I’ll post more quotes along the way….
These folks are doing great work and I’m glad to support them. If you think torture yields actionable data or is useful, check out the real research and perspectives of intelligence folks. I think the moral arguments against torture are iron clad.
“There are only two feelings.
Love and fear.
There are only two languages.
Love and fear.
There are only two activities.
Love and fear.
There are only two motives, two procedures, two frameworks, two results.
Love and fear.
Love and fear.”
Undocumented immigrants are often controlled through fear. And the Un-Doc-U-Bus riders are showing that courage and love can indeed overcome fear and exclusion and hopefully change policy as well. I think this is a great action (one of the 198 nonviolent direct actions), what do you think?
I think this article speaks a crucial word into this conversation.
“Give us neither poverty nor riches, but our daily bread.” – Proverbs 30:8
Conservatives like House Speaker John Boehner say the government can’t raise taxes on millionaires and billionaires because they are “job creators.” Instead, House Republicans are once more calling for trillions in more tax cuts for the richest Americans.
That’s a big mistake.

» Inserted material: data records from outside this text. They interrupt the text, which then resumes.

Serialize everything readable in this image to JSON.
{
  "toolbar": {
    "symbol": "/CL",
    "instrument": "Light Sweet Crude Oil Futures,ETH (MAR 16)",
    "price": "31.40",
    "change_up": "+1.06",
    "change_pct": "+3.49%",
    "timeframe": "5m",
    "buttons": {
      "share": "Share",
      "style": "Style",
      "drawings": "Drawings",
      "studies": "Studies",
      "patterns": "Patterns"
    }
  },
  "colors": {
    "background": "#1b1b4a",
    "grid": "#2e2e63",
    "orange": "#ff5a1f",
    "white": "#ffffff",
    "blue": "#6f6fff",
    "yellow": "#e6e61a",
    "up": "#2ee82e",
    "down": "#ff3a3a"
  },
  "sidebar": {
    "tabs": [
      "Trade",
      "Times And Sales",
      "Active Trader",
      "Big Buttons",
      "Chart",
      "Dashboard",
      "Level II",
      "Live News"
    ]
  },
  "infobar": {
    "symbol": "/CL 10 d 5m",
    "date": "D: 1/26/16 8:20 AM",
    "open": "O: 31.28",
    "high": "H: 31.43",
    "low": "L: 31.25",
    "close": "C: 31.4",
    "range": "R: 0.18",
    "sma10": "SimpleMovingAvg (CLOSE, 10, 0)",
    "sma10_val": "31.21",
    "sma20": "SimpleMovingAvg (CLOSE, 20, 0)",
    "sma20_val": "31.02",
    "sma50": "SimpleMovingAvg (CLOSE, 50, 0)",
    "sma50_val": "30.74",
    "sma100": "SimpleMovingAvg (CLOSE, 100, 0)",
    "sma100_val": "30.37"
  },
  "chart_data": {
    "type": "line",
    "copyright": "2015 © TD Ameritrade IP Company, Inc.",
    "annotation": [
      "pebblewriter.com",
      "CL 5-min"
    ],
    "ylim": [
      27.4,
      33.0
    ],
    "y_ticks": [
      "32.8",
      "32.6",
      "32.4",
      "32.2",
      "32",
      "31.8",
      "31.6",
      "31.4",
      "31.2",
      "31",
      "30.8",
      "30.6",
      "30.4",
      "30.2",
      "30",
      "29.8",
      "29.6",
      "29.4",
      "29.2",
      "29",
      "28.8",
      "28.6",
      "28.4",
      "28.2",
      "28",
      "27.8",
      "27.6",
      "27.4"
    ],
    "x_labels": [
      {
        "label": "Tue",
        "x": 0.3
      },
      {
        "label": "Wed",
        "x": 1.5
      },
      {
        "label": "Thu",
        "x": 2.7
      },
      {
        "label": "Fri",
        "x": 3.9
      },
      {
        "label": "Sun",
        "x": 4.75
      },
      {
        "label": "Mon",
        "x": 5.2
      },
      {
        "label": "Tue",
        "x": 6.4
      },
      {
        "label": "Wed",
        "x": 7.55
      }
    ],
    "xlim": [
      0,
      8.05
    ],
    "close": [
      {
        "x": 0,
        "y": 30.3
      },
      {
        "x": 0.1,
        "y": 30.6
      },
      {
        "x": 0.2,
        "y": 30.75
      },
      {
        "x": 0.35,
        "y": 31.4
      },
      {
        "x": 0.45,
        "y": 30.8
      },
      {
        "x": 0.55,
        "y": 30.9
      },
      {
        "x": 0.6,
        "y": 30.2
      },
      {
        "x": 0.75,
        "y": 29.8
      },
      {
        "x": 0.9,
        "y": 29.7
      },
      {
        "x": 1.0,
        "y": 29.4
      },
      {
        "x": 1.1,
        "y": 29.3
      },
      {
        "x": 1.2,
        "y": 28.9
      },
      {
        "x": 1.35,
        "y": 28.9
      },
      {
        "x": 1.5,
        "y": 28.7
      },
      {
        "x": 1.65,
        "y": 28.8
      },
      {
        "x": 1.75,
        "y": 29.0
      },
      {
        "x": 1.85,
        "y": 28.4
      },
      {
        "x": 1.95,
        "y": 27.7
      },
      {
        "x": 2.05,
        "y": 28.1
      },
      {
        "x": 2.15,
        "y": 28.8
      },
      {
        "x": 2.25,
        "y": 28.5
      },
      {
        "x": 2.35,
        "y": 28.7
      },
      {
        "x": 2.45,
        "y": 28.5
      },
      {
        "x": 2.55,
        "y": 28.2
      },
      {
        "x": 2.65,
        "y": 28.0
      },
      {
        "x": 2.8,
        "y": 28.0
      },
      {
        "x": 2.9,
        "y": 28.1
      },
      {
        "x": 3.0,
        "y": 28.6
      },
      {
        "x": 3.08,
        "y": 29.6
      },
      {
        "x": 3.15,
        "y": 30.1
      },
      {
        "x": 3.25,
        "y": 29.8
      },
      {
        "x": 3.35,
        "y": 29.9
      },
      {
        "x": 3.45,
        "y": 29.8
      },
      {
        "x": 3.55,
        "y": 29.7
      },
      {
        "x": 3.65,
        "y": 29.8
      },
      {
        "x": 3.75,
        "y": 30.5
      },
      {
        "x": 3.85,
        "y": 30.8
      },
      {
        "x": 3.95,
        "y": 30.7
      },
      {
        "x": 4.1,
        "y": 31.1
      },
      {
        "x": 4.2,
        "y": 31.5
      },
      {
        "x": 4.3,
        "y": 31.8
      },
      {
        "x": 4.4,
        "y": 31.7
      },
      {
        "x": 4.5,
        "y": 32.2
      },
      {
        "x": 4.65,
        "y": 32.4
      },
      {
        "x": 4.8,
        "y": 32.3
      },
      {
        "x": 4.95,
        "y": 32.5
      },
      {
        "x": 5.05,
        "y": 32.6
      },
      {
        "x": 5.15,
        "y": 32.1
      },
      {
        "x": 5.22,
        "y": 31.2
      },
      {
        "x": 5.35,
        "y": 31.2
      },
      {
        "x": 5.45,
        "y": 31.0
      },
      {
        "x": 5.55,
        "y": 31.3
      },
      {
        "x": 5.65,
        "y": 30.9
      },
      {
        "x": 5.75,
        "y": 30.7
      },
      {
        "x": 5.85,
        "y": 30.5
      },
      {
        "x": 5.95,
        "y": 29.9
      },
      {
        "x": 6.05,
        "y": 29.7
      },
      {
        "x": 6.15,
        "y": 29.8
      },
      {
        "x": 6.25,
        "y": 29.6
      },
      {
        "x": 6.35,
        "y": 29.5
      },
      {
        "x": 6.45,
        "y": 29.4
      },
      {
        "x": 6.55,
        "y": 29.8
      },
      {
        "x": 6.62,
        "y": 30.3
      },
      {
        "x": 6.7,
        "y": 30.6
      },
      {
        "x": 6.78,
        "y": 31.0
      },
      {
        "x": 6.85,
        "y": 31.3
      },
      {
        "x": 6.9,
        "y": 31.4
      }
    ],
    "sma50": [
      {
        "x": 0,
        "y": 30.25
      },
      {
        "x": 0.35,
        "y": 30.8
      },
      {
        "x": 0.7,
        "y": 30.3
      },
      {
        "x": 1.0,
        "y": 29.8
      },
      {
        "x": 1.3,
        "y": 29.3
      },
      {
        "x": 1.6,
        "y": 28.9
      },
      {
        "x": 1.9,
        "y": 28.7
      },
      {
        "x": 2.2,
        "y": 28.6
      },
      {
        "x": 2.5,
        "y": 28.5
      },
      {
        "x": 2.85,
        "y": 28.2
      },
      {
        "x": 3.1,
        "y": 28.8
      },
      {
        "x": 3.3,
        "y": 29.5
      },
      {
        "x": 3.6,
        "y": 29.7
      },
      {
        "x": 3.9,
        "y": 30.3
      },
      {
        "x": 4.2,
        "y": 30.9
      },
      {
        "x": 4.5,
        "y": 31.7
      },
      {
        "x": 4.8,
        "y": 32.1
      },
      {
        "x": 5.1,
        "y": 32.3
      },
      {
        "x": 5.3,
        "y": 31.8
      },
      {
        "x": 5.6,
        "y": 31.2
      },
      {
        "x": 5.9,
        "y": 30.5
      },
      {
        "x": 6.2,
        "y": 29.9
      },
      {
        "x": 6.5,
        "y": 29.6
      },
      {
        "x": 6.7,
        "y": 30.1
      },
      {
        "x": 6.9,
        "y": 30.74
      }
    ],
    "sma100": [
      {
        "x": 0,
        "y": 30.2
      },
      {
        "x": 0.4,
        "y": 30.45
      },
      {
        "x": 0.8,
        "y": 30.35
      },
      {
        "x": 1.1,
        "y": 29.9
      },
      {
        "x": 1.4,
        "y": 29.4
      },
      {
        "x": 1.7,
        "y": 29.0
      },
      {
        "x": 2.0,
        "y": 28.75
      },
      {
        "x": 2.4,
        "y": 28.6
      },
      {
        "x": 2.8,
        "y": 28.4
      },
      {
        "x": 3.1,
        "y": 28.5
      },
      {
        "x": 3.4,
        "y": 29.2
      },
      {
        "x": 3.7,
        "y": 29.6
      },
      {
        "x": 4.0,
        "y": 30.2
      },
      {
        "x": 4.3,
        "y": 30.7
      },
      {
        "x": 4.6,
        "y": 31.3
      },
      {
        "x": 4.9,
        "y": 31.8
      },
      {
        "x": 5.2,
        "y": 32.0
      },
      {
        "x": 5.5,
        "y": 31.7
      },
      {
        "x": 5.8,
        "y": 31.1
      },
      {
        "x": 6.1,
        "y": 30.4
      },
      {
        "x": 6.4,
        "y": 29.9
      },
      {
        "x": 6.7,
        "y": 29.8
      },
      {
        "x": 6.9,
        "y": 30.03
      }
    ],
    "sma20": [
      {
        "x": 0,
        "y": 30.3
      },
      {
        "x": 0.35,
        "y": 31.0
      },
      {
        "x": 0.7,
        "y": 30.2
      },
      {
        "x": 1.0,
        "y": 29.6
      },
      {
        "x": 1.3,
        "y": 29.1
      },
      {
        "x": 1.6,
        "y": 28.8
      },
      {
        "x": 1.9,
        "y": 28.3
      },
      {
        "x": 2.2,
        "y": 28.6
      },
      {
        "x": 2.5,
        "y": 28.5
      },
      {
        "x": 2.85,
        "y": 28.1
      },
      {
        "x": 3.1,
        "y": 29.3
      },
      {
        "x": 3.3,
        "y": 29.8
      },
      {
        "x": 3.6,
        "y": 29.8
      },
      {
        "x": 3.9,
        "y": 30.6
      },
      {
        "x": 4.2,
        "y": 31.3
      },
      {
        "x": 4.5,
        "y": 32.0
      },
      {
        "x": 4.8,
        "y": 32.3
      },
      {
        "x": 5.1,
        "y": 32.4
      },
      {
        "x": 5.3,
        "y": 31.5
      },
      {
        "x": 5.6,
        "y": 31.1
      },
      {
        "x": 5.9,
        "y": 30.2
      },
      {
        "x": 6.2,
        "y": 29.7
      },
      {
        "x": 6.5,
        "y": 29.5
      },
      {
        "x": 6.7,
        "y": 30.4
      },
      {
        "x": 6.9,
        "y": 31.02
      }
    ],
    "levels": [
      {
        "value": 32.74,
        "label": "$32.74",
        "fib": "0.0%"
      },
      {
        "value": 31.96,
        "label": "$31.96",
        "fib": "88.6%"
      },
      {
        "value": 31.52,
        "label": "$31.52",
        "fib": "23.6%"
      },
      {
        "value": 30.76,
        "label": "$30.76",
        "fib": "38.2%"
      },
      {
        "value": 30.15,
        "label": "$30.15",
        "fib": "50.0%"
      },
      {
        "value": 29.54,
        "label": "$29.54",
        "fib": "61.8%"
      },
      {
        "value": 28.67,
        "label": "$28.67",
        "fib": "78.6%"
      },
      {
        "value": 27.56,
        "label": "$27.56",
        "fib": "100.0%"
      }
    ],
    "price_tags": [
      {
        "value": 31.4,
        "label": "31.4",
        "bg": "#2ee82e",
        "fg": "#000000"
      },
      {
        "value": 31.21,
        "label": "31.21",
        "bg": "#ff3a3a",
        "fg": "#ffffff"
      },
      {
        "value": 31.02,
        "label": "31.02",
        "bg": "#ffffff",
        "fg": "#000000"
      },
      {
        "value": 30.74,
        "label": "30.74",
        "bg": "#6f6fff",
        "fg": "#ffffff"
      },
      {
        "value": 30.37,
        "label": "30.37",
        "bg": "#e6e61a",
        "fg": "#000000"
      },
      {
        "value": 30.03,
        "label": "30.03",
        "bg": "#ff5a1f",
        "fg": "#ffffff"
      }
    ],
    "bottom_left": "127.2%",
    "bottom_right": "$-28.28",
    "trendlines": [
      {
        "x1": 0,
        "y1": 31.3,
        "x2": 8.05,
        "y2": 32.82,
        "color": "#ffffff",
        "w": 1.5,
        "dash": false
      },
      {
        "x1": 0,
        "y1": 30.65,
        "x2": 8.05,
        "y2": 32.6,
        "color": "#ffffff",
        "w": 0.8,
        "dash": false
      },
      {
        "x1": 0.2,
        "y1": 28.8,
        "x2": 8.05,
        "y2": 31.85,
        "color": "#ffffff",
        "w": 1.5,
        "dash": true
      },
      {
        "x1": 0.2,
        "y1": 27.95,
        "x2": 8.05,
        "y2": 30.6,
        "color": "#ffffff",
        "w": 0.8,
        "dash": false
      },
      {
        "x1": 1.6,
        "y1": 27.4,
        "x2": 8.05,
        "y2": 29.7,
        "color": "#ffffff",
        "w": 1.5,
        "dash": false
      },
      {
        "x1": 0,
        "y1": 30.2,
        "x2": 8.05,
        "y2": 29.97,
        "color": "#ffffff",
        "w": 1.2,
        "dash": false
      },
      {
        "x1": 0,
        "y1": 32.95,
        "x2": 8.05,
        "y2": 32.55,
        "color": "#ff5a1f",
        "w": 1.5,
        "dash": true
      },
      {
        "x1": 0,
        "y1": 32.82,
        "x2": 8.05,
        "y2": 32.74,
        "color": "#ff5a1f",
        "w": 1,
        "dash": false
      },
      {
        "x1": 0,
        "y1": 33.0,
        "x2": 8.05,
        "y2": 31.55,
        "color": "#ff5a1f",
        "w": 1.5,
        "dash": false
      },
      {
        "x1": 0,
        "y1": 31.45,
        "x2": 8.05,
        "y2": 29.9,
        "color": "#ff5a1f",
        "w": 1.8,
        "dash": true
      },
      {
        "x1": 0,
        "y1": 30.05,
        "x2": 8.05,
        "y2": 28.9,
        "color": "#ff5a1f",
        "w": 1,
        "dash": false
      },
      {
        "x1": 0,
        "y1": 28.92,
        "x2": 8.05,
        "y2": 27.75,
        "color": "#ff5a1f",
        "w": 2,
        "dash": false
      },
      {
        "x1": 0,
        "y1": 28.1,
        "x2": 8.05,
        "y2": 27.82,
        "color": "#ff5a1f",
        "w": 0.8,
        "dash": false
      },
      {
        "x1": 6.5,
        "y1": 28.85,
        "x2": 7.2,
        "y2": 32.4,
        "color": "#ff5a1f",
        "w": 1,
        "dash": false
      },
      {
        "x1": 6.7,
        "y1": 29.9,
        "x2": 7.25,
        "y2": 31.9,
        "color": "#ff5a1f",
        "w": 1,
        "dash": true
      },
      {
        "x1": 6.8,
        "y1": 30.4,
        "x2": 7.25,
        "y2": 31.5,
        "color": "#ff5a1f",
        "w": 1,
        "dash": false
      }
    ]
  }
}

The “job creators” that Boehner doesn’t want to tax aren’t creating many jobs. Big corporations already are reaping record profits, sitting on trillions of dollars in cash, and shipping jobs abroad. Small businesses lack customers, not confidence.
But with 24 million people still in need of full-time work and the wealthiest 1 percent capturing a staggering 93 percent of the growth in income in 2010, most customers aren’t willing or able to spend more. In these circumstances, we’d be far better off investing in rebuilding the country and paying for it with higher taxes on the rich and the corporations. They aren’t putting their money to work, so we should do it for them.
This basic conservative belief in tax cuts is a theology based on faith, not evidence. When taxes were raised during Bill Clinton’s presidency, conservatives predicted a deep recession. Instead, the economy boomed and private investment took off. When taxes were cut under President George W. Bush, private investment and job growth were disappointing. But conservatives won’t let the facts get in the way of their gospel.
Conservative Republicans also claim that cutting government spending creates jobs, even in the midst of a recession. House Majority Leader Eric Cantor said, “All of our efforts are centered around jobs — starting with cutting spending and federal regulations — to grow the economy so that people can get back to work.”
But this is just more nonsense. Cuts in government spending at the state level have killed hundreds of thousands of jobs as teachers, cops, and firefighters are laid off and contractors lose their contracts. Those layoffs not only hurt the economy, they slash services we rely on.
Conservatives argue that if we make wrenching cuts in spending, fire civil servants, force seniors to pay more for their health care and students to spend more on tuition, and promise never, never, never to raise taxes, businesses will gain the confidence to invest, despite the resulting government layoffs. But with high unemployment and stagnant incomes, businesses look to increase profits not by adding workers but by cutting costs. Instead of creating jobs, they’re firing workers and investing in cheaper labor abroad.
This conservative theology is squandering an extraordinary opportunity to rebuild America. Interest rates are near record lows, the construction industry is flat on its back, and our decrepit infrastructure — everything from roads to public transit to sewer systems — must be rebuilt.
We’ll never have a better opportunity to borrow money and make the investments we can’t avoid — and put people back to work at the same time. But instead of a major initiative to rebuild the country, the conservative Congress had a hard time even passing a small, short-term extension of a job-friendly transportation bill. No “job creator” would make that choice.
- Nick Hanauer: The Inequality Speech That TED Won’t Show You(delong.typepad.com)